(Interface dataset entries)

▶

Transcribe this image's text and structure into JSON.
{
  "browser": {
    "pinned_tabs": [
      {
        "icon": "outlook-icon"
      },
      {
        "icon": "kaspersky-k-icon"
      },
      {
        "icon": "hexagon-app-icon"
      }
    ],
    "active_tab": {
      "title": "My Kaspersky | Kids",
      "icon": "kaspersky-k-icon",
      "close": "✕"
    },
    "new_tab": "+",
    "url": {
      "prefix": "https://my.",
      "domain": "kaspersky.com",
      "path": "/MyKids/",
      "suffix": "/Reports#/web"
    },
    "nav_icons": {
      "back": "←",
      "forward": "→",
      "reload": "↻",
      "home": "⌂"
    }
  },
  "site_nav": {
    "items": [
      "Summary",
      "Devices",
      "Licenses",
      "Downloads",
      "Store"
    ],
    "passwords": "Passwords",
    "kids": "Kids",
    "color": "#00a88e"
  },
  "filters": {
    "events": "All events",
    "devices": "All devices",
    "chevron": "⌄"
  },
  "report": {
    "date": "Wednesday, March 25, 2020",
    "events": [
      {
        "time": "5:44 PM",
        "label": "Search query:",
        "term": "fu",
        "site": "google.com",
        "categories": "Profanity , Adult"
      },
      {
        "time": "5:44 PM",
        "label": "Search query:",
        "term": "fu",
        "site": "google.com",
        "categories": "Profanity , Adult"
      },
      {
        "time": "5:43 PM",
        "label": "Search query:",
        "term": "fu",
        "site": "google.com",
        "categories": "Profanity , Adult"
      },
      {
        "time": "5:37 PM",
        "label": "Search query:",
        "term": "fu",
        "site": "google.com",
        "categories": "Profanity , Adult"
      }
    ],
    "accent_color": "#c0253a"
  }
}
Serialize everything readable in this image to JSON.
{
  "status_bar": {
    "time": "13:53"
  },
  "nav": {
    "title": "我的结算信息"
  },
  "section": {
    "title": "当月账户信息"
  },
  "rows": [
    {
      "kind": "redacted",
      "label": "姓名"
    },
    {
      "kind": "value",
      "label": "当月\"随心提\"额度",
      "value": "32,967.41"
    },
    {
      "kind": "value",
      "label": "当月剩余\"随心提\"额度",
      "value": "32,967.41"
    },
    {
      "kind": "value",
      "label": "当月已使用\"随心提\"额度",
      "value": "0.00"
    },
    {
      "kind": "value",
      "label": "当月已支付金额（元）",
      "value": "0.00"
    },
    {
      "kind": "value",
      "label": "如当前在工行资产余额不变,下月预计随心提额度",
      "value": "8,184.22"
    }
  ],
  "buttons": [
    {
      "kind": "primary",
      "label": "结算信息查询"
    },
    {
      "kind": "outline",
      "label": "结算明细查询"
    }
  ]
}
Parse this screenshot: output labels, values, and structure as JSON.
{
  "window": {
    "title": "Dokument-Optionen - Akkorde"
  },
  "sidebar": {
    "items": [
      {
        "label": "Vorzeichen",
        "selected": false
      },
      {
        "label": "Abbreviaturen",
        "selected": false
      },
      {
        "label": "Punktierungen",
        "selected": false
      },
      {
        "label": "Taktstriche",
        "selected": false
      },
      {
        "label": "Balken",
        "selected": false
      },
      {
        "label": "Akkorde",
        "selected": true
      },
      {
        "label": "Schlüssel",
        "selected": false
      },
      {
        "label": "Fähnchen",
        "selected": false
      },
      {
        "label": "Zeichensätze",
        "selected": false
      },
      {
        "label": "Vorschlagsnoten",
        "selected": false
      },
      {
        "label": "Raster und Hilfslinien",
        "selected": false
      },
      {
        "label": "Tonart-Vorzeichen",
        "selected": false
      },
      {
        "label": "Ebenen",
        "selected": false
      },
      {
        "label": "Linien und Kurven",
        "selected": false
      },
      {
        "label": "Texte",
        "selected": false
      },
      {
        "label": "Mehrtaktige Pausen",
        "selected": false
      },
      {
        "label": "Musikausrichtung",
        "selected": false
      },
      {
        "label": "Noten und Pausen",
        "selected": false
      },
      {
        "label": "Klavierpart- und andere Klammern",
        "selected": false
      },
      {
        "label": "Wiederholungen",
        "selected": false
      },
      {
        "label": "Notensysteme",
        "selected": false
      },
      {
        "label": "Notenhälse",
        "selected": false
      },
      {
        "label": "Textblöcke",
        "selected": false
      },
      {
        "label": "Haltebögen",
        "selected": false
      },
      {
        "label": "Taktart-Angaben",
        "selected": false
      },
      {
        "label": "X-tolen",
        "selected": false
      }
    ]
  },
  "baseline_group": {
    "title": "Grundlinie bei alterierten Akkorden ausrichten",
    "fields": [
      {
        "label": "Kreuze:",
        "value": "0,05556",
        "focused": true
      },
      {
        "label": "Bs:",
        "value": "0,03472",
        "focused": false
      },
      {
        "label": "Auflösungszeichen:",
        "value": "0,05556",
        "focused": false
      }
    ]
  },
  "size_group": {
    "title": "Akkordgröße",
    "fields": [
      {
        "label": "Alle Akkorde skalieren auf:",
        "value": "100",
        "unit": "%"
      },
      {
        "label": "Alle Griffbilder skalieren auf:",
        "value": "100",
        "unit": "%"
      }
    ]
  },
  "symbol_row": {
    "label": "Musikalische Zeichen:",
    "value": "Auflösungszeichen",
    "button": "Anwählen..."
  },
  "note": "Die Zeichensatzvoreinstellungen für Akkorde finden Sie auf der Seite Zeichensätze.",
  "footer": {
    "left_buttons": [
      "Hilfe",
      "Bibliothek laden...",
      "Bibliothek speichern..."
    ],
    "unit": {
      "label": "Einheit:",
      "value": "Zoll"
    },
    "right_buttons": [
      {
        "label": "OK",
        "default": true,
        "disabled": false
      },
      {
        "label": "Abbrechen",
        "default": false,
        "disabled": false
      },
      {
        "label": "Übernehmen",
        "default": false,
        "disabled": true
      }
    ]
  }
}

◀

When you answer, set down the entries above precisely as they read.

Transcribe this image's text and structure into JSON.
{
  "browser": {
    "pinned_tabs": [
      {
        "icon": "outlook-icon"
      },
      {
        "icon": "kaspersky-k-icon"
      },
      {
        "icon": "hexagon-app-icon"
      }
    ],
    "active_tab": {
      "title": "My Kaspersky | Kids",
      "icon": "kaspersky-k-icon",
      "close": "✕"
    },
    "new_tab": "+",
    "url": {
      "prefix": "https://my.",
      "domain": "kaspersky.com",
      "path": "/MyKids/",
      "suffix": "/Reports#/web"
    },
    "nav_icons": {
      "back": "←",
      "forward": "→",
      "reload": "↻",
      "home": "⌂"
    }
  },
  "site_nav": {
    "items": [
      "Summary",
      "Devices",
      "Licenses",
      "Downloads",
      "Store"
    ],
    "passwords": "Passwords",
    "kids": "Kids",
    "color": "#00a88e"
  },
  "filters": {
    "events": "All events",
    "devices": "All devices",
    "chevron": "⌄"
  },
  "report": {
    "date": "Wednesday, March 25, 2020",
    "events": [
      {
        "time": "5:44 PM",
        "label": "Search query:",
        "term": "fu",
        "site": "google.com",
        "categories": "Profanity , Adult"
      },
      {
        "time": "5:44 PM",
        "label": "Search query:",
        "term": "fu",
        "site": "google.com",
        "categories": "Profanity , Adult"
      },
      {
        "time": "5:43 PM",
        "label": "Search query:",
        "term": "fu",
        "site": "google.com",
        "categories": "Profanity , Adult"
      },
      {
        "time": "5:37 PM",
        "label": "Search query:",
        "term": "fu",
        "site": "google.com",
        "categories": "Profanity , Adult"
      }
    ],
    "accent_color": "#c0253a"
  }
}
Serialize everything readable in this image to JSON.
{
  "status_bar": {
    "time": "13:53"
  },
  "nav": {
    "title": "我的结算信息"
  },
  "section": {
    "title": "当月账户信息"
  },
  "rows": [
    {
      "kind": "redacted",
      "label": "姓名"
    },
    {
      "kind": "value",
      "label": "当月\"随心提\"额度",
      "value": "32,967.41"
    },
    {
      "kind": "value",
      "label": "当月剩余\"随心提\"额度",
      "value": "32,967.41"
    },
    {
      "kind": "value",
      "label": "当月已使用\"随心提\"额度",
      "value": "0.00"
    },
    {
      "kind": "value",
      "label": "当月已支付金额（元）",
      "value": "0.00"
    },
    {
      "kind": "value",
      "label": "如当前在工行资产余额不变,下月预计随心提额度",
      "value": "8,184.22"
    }
  ],
  "buttons": [
    {
      "kind": "primary",
      "label": "结算信息查询"
    },
    {
      "kind": "outline",
      "label": "结算明细查询"
    }
  ]
}
Parse this screenshot: output labels, values, and structure as JSON.
{
  "window": {
    "title": "Dokument-Optionen - Akkorde"
  },
  "sidebar": {
    "items": [
      {
        "label": "Vorzeichen",
        "selected": false
      },
      {
        "label": "Abbreviaturen",
        "selected": false
      },
      {
        "label": "Punktierungen",
        "selected": false
      },
      {
        "label": "Taktstriche",
        "selected": false
      },
      {
        "label": "Balken",
        "selected": false
      },
      {
        "label": "Akkorde",
        "selected": true
      },
      {
        "label": "Schlüssel",
        "selected": false
      },
      {
        "label": "Fähnchen",
        "selected": false
      },
      {
        "label": "Zeichensätze",
        "selected": false
      },
      {
        "label": "Vorschlagsnoten",
        "selected": false
      },
      {
        "label": "Raster und Hilfslinien",
        "selected": false
      },
      {
        "label": "Tonart-Vorzeichen",
        "selected": false
      },
      {
        "label": "Ebenen",
        "selected": false
      },
      {
        "label": "Linien und Kurven",
        "selected": false
      },
      {
        "label": "Texte",
        "selected": false
      },
      {
        "label": "Mehrtaktige Pausen",
        "selected": false
      },
      {
        "label": "Musikausrichtung",
        "selected": false
      },
      {
        "label": "Noten und Pausen",
        "selected": false
      },
      {
        "label": "Klavierpart- und andere Klammern",
        "selected": false
      },
      {
        "label": "Wiederholungen",
        "selected": false
      },
      {
        "label": "Notensysteme",
        "selected": false
      },
      {
        "label": "Notenhälse",
        "selected": false
      },
      {
        "label": "Textblöcke",
        "selected": false
      },
      {
        "label": "Haltebögen",
        "selected": false
      },
      {
        "label": "Taktart-Angaben",
        "selected": false
      },
      {
        "label": "X-tolen",
        "selected": false
      }
    ]
  },
  "baseline_group": {
    "title": "Grundlinie bei alterierten Akkorden ausrichten",
    "fields": [
      {
        "label": "Kreuze:",
        "value": "0,05556",
        "focused": true
      },
      {
        "label": "Bs:",
        "value": "0,03472",
        "focused": false
      },
      {
        "label": "Auflösungszeichen:",
        "value": "0,05556",
        "focused": false
      }
    ]
  },
  "size_group": {
    "title": "Akkordgröße",
    "fields": [
      {
        "label": "Alle Akkorde skalieren auf:",
        "value": "100",
        "unit": "%"
      },
      {
        "label": "Alle Griffbilder skalieren auf:",
        "value": "100",
        "unit": "%"
      }
    ]
  },
  "symbol_row": {
    "label": "Musikalische Zeichen:",
    "value": "Auflösungszeichen",
    "button": "Anwählen..."
  },
  "note": "Die Zeichensatzvoreinstellungen für Akkorde finden Sie auf der Seite Zeichensätze.",
  "footer": {
    "left_buttons": [
      "Hilfe",
      "Bibliothek laden...",
      "Bibliothek speichern..."
    ],
    "unit": {
      "label": "Einheit:",
      "value": "Zoll"
    },
    "right_buttons": [
      {
        "label": "OK",
        "default": true,
        "disabled": false
      },
      {
        "label": "Abbrechen",
        "default": false,
        "disabled": false
      },
      {
        "label": "Übernehmen",
        "default": false,
        "disabled": true
      }
    ]
  }
}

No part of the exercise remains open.